High hopes dashed: international students returning to Vietnam experience work culture shock

By Thanh Le   November 15, 2022 | 04:37 pm PT
High hopes dashed: international students returning to Vietnam experience work culture shock
Students wave Vietnam and U.S. flags to welcome President Donald Trump to Vietnam's capital city Hanoi, February 2019. Photo by VnExpress/Giang Huy
Vietnamese students studying abroad have high expectations of making important contributions after returning to Vietnam, but many find they can no longer relate to local work culture.

"Even though I had great hopes of making valuable contributions to my country, I was completely shocked by the lack of professionalism of the company I got into," said one returnee who did not want to be named.

More than 21,600 Vietnamese students studied in the U.S. between 2020 and 2021, it is estimated. Although there is no official report on the number of people returning home every year after completing their studies, it is said that the number is on the rise.

Many people want to use the knowledge and skills they have acquired abroad to establish a career and make valuable contributions to their country, but such hopes are belied, more often than not. Many say they have experienced a culture shock on their return.

Disillusioned soon

One VnExpress reader, Nguyen, said: "I was in the 10th grade when my family and I moved to the U.S. After more than 10 years with no significant career breakthrough, I was invited to work at an international hospital in Vietnam. In the beginning, I was under the impression that my knowledge and abilities could help my home country more than the U.S. Besides, you do not have to pull strings or ask for help while working in a private environment as you might have to do as a civil servant, so I accepted, quickly.

However, upon returning, I quickly grew disillusioned with my new job. Although I work in a private environment, in reality, most of them are still people who have moved from the state, so even though I work as a manager, it's no different from begging. There is a lot of management overlap in the hospital where I work. Even the director or general director is afraid of the deans in my department. I feel isolated because I am unfamiliar with this kind of working environment.

It is also worth noting that our work practices do not follow any particular schedule; almost all tasks are usually assigned right before the deadlines. My colleagues and I have had to work from 8 a.m. to 6 a.m. the next morning just to sum up numbers. The data storage file is still the same as it was in the 90s, full of heavy excel files. The desktop cannot be loaded as it freezes every few minutes."

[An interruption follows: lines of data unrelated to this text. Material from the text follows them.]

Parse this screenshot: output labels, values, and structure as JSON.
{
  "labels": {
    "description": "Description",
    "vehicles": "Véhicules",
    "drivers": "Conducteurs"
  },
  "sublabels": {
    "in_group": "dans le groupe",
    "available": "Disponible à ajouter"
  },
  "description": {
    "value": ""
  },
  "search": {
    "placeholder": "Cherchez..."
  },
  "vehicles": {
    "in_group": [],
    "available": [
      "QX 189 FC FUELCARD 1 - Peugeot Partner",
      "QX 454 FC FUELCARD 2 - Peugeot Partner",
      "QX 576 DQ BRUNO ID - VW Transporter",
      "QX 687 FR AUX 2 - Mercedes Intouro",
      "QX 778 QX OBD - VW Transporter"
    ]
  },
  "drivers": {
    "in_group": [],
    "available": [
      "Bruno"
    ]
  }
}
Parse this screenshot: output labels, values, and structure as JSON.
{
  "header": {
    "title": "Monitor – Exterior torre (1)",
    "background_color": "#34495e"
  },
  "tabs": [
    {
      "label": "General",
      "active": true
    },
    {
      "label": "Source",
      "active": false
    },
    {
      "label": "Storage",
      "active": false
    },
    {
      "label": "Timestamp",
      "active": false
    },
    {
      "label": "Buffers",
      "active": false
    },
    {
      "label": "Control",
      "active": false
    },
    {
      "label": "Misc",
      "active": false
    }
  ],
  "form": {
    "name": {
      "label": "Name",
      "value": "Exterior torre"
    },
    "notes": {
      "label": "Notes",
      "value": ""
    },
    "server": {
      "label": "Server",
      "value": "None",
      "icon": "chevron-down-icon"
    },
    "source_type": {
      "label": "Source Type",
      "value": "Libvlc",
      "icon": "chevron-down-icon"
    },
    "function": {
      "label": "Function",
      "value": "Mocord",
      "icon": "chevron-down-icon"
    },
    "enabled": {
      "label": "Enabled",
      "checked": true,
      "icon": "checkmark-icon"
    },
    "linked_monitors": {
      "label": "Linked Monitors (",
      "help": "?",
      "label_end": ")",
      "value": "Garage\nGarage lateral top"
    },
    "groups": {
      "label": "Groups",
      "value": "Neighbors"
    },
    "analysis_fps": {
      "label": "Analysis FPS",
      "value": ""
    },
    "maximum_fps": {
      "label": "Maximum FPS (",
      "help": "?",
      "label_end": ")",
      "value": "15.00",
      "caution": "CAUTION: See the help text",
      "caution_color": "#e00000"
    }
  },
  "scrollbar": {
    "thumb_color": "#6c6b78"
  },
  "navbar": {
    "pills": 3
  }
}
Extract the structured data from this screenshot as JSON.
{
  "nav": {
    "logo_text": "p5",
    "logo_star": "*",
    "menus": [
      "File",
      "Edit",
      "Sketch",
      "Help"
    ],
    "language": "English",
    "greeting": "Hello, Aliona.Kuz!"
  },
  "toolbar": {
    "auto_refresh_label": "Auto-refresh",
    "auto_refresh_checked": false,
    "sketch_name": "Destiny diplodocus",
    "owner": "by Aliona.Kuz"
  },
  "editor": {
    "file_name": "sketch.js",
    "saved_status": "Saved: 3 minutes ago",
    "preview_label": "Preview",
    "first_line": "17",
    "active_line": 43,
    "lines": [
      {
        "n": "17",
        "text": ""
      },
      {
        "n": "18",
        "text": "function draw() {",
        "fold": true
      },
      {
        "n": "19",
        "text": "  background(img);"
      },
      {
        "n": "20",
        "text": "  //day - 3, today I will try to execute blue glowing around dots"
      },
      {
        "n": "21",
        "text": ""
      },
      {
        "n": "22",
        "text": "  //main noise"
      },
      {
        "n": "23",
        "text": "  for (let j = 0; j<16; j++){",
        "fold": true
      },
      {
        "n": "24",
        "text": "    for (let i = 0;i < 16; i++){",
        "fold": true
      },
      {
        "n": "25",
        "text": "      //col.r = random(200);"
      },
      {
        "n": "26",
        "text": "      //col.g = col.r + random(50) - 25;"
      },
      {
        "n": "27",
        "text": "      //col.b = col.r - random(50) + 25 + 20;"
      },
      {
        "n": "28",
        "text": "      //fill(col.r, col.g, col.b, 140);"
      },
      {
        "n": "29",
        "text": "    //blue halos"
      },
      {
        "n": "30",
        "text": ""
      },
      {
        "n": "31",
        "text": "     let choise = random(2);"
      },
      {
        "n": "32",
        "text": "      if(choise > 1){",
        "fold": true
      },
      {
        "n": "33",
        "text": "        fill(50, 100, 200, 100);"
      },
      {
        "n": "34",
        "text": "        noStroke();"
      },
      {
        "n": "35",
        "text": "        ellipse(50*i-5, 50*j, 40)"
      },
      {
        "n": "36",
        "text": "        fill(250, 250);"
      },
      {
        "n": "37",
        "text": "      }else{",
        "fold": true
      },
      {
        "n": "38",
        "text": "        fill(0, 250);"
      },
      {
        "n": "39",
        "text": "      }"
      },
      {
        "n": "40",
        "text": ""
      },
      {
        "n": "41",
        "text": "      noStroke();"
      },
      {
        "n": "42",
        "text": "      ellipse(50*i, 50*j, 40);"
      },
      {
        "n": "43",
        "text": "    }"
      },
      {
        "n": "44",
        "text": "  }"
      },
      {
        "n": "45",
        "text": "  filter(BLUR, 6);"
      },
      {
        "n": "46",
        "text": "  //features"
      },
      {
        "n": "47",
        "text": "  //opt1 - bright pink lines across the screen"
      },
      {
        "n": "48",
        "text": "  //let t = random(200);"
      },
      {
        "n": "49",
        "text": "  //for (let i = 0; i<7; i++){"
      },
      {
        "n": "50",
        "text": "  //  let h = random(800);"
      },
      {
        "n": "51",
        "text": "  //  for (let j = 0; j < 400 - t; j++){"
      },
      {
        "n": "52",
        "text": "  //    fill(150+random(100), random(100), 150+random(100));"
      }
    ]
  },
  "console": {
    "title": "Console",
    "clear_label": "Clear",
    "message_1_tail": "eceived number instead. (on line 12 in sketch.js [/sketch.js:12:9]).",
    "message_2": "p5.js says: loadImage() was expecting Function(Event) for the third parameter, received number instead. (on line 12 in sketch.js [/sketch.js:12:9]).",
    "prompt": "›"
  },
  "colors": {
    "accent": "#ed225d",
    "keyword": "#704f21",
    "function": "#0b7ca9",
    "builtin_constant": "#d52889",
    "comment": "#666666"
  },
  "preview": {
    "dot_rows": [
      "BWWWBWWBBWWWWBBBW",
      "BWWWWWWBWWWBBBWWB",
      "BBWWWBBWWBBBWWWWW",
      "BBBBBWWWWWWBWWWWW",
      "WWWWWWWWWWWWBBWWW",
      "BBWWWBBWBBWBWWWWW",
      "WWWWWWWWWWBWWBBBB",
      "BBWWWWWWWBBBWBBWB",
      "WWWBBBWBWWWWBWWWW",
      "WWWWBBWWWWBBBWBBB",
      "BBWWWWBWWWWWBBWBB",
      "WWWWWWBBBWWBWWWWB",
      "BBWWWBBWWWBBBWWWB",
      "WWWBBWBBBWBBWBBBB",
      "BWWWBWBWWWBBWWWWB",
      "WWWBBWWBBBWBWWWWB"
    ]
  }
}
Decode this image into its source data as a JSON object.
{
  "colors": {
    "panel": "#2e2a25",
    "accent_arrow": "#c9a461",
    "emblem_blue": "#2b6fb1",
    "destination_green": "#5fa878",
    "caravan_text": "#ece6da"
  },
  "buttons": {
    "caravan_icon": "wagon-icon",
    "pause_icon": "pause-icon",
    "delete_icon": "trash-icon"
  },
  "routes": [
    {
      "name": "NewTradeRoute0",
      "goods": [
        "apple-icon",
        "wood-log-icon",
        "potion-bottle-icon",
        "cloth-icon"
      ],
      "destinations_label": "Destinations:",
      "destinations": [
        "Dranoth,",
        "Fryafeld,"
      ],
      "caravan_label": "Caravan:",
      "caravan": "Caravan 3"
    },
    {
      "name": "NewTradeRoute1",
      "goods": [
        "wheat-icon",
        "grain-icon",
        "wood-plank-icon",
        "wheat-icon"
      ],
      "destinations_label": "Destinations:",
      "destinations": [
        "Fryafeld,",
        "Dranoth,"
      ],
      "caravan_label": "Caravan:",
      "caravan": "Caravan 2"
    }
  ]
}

Naïve assumption

Reader Hung Q Nguyen had a similar tale to narrate.

"Having lived abroad for quite some time, I wanted to return to my country to work. On the one hand, I wanted to stay close to my brothers and my aging parents. On the other, I felt there was no better place to dedicate oneself than in one's own country. Nevertheless, soon after returning, I wanted to leave. Some people think that's because I'm unable to find work abroad. Others think that the work-life quality at home is not too bad now.

In reality, my experience has been completely different. The companies I work for are unprofessional and lack equipment and financial resources in many areas; the administration is confusing... Many people in the company have the habit of taking undue advantage of others because they are afraid that some are more competent than they are. Some like to gossip and make their own assumptions.

Now I see that my thought about going back to dedicate myself was naive. Obviously, that does not mean I'm giving up. How can I give up after so many years of working abroad?"

Professional environment

On the topic of attracting talented people to return to their homeland, reader Dinh said the key factor was creating a professional working environment.

"Talented and virtuous people are always present in society, and it does not have to be that those that study abroad in developed countries are best placed to help the nation.

Studying abroad and using knowledge to serve the homeland is great, but the most important thing is that the head of the organization must be a competent individual with integrity to attract great talents and develop their potential.

The talent of the leader here is not about having knowledge in all areas in the world; it is the ability to win people's hearts. Salary is important but not the deciding factor. For example, the company I used to work for was a large corporation which paid a lot of money to employment agencies to find talented employees. However, after a short while, most such employees resigned because of one reason: the attitude of the business owner.

In the mindset of many company heads in the country, the owner is in complete control and no matter how good the employee is, he is just a salary man... You want to recruit talented people, but if you do not want to listen to suggestions and criticism, then how can your employees achieve their full potential?"

The opinions expressed here are personal and do not necessarily match VnExpress's viewpoints. Send your opinions here.
go to top